**Task details**
Please report how many lines of the data include the word "tsconfig", with the number as the entire reply.

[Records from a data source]
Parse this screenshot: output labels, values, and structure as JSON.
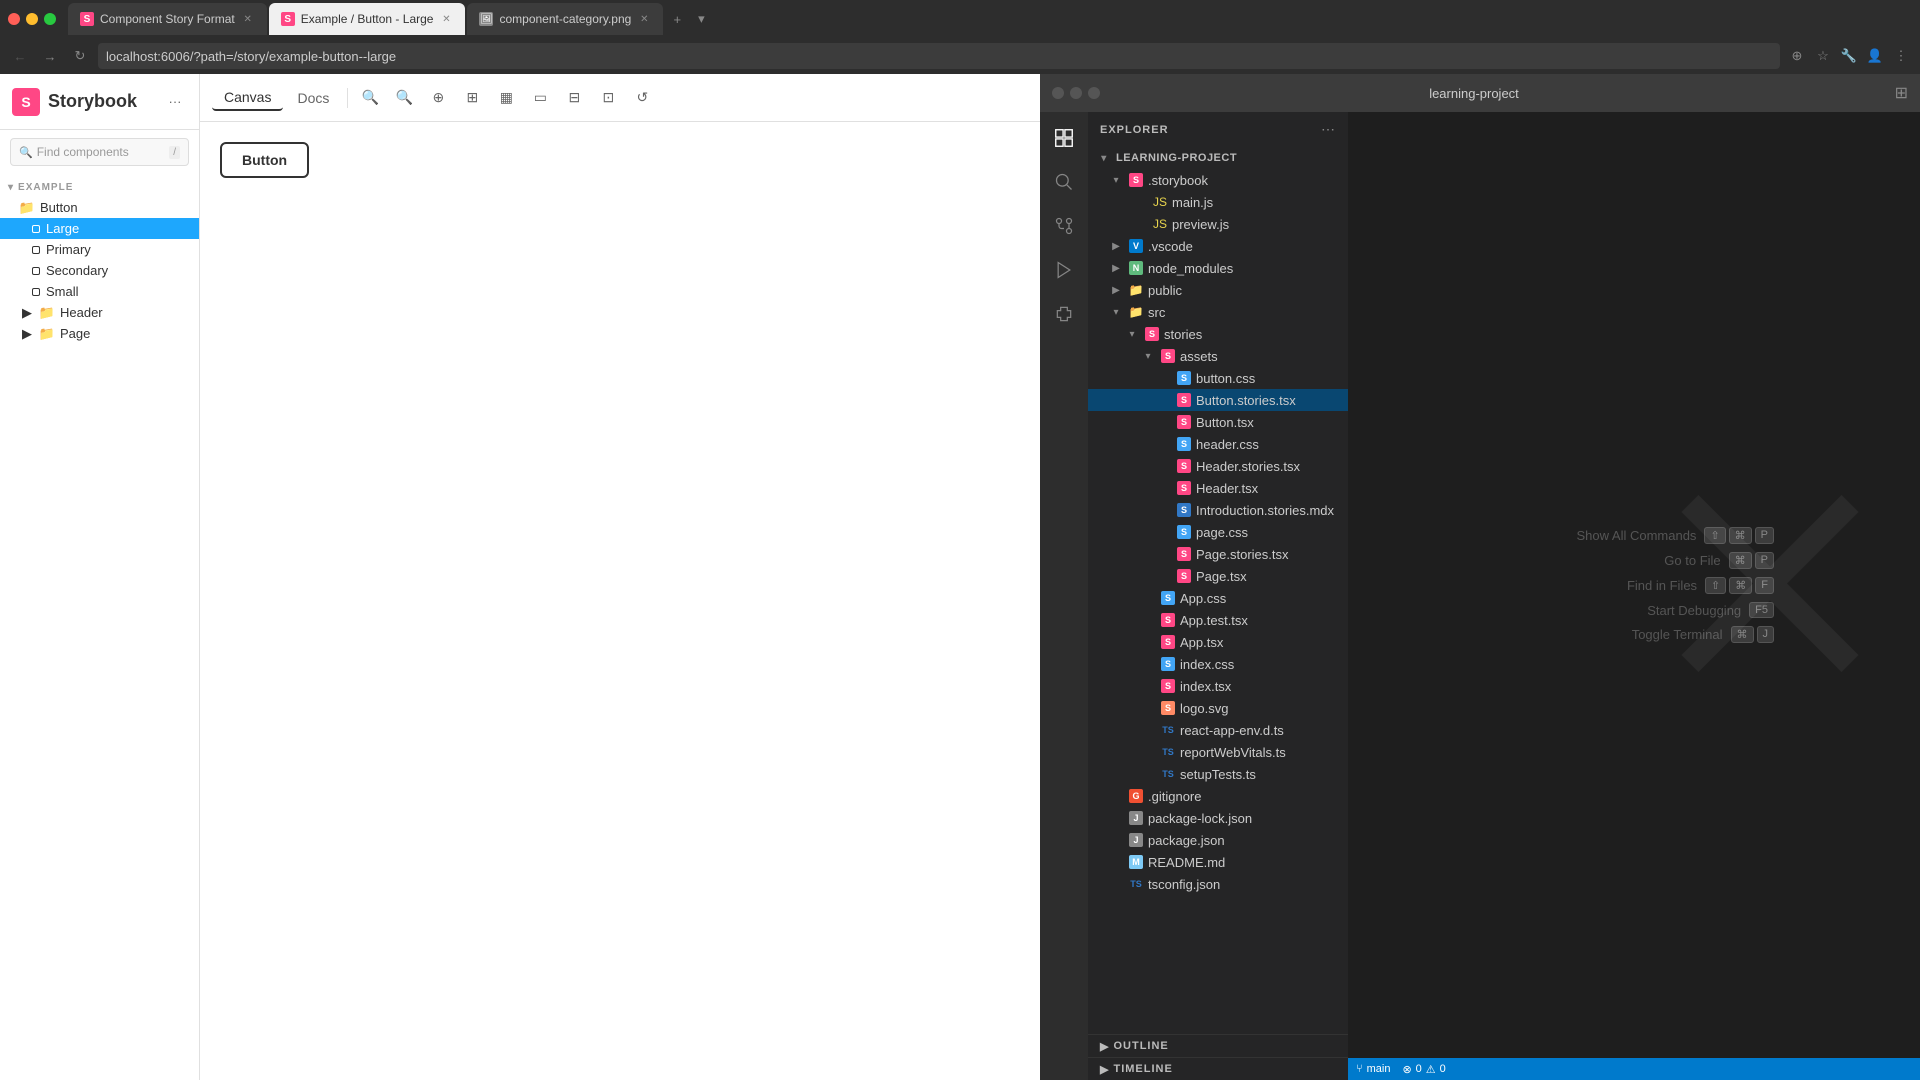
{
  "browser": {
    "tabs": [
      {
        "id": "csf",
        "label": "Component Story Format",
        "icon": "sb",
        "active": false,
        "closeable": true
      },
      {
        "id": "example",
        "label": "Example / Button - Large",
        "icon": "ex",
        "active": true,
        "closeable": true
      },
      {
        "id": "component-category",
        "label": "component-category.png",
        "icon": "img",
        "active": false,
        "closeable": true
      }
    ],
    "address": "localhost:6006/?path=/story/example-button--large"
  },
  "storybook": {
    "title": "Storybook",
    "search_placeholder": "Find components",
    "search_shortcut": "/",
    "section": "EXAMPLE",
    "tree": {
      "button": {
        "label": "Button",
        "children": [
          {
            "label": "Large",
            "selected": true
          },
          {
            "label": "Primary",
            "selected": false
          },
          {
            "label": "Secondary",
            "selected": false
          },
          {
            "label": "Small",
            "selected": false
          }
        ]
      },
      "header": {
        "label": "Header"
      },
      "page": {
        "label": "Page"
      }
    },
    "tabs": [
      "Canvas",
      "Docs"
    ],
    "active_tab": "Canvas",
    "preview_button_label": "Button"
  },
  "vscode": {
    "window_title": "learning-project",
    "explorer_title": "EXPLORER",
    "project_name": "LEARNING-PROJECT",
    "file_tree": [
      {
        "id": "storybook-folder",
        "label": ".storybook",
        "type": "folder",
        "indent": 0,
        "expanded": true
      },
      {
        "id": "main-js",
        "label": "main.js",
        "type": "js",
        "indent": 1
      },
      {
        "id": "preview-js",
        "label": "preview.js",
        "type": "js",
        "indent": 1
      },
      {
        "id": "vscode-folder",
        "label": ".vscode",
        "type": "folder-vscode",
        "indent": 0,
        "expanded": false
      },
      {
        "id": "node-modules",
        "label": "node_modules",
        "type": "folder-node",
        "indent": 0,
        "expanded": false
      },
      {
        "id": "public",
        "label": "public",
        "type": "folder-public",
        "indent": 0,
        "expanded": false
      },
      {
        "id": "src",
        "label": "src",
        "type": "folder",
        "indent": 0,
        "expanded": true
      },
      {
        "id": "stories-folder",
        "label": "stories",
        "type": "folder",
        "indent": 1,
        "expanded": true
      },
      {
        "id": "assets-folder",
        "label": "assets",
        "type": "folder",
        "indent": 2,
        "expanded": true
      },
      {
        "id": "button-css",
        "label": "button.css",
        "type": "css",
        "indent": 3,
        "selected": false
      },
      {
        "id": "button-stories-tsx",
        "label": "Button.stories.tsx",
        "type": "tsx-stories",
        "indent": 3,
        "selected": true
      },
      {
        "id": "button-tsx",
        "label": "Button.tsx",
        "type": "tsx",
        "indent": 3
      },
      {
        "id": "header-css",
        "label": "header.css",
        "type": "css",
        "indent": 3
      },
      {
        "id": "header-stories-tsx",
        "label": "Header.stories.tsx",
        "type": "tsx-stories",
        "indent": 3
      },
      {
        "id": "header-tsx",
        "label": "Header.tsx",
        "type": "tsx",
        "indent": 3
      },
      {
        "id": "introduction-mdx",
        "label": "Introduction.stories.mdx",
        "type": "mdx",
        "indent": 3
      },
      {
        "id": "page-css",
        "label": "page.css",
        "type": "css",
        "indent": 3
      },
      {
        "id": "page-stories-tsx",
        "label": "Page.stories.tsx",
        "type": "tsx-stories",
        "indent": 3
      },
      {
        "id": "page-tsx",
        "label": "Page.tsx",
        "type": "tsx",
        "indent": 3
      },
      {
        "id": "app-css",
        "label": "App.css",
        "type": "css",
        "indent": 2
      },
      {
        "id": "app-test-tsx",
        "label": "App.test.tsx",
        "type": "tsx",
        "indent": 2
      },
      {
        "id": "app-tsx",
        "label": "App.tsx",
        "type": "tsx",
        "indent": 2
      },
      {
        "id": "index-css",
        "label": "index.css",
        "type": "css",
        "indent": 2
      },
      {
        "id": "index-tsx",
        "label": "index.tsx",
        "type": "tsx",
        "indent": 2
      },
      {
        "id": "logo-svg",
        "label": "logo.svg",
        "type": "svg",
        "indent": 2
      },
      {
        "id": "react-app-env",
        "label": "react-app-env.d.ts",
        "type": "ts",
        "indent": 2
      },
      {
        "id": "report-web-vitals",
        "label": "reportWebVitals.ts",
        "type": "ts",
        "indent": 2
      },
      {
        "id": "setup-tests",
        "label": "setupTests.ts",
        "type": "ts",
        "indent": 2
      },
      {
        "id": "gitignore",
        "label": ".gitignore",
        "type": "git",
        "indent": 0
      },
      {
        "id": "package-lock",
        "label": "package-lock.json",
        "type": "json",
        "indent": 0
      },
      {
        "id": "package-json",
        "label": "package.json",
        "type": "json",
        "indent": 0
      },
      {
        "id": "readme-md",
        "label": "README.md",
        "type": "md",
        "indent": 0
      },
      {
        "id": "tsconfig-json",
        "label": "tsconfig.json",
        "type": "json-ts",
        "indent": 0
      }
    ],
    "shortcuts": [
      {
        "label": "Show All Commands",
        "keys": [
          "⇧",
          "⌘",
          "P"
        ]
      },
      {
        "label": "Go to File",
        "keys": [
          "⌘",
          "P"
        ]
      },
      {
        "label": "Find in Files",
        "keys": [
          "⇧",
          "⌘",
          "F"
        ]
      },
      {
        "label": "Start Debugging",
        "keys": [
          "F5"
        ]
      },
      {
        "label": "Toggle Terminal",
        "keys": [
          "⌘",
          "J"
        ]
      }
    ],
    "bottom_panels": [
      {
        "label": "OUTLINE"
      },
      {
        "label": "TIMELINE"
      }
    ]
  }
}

**Exercise result**
2